[Given records Boundary: Start]

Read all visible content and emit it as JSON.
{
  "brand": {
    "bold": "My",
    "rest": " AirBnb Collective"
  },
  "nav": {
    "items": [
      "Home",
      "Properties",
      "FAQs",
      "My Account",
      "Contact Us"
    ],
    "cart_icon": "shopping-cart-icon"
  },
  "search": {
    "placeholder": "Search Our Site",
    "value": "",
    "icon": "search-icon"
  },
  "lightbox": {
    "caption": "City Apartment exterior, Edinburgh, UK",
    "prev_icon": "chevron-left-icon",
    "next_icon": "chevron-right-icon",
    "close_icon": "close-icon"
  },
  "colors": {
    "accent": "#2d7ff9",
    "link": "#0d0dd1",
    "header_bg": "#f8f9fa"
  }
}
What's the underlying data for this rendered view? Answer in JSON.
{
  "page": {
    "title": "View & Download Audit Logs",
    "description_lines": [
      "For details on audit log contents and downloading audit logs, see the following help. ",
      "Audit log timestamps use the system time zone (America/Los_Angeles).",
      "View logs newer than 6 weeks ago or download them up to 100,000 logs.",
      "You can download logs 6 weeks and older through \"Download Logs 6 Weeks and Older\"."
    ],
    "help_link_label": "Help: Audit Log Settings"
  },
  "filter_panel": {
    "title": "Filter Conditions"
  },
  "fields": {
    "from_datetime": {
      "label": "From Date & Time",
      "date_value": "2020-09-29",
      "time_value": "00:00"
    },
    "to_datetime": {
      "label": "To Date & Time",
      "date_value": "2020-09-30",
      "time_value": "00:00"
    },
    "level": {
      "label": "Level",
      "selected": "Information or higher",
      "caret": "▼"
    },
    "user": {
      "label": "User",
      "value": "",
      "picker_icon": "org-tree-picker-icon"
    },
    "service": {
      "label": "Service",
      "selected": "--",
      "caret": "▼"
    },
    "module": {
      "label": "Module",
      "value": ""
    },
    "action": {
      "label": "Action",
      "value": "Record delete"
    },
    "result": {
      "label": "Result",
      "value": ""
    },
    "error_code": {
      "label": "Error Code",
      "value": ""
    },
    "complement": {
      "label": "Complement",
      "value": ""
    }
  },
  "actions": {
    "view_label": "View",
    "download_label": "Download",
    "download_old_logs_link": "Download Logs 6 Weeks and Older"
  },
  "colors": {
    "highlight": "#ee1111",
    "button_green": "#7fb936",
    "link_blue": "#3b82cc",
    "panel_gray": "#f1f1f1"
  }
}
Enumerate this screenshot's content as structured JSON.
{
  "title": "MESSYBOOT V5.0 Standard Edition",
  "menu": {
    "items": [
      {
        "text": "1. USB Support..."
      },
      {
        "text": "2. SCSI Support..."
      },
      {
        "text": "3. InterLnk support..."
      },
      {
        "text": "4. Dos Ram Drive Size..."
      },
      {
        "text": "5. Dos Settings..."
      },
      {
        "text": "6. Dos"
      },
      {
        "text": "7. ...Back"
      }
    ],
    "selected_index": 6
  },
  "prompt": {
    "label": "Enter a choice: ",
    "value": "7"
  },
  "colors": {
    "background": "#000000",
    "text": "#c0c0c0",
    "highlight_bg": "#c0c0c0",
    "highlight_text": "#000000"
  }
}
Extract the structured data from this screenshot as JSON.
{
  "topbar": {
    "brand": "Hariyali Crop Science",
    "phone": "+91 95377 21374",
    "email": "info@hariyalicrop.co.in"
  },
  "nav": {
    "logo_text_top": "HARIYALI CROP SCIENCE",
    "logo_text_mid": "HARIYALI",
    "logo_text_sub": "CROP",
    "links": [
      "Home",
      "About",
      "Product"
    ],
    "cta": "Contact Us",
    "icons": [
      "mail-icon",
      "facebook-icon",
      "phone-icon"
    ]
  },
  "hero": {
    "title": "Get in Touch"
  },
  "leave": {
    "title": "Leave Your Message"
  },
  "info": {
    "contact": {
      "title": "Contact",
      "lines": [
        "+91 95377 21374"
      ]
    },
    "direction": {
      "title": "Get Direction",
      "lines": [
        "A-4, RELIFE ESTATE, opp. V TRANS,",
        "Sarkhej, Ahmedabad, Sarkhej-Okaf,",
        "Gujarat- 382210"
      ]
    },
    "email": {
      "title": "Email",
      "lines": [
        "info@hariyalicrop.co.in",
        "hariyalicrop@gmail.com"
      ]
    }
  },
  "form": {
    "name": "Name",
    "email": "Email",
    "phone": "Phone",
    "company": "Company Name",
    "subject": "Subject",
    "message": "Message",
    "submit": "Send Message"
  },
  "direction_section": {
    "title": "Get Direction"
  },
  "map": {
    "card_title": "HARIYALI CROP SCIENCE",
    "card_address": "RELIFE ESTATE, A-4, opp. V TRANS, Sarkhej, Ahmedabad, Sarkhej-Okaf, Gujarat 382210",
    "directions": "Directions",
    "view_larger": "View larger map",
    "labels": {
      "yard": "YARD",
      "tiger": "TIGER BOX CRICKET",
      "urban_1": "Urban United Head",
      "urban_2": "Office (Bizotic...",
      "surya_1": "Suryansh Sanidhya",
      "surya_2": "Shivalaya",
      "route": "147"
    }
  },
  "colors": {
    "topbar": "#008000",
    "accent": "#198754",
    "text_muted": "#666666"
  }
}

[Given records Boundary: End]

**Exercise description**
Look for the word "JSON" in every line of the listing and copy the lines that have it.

**Completed task**
Read all visible content and emit it as JSON.
What's the underlying data for this rendered view? Answer in JSON.
Enumerate this screenshot's content as structured JSON.
Extract the structured data from this screenshot as JSON.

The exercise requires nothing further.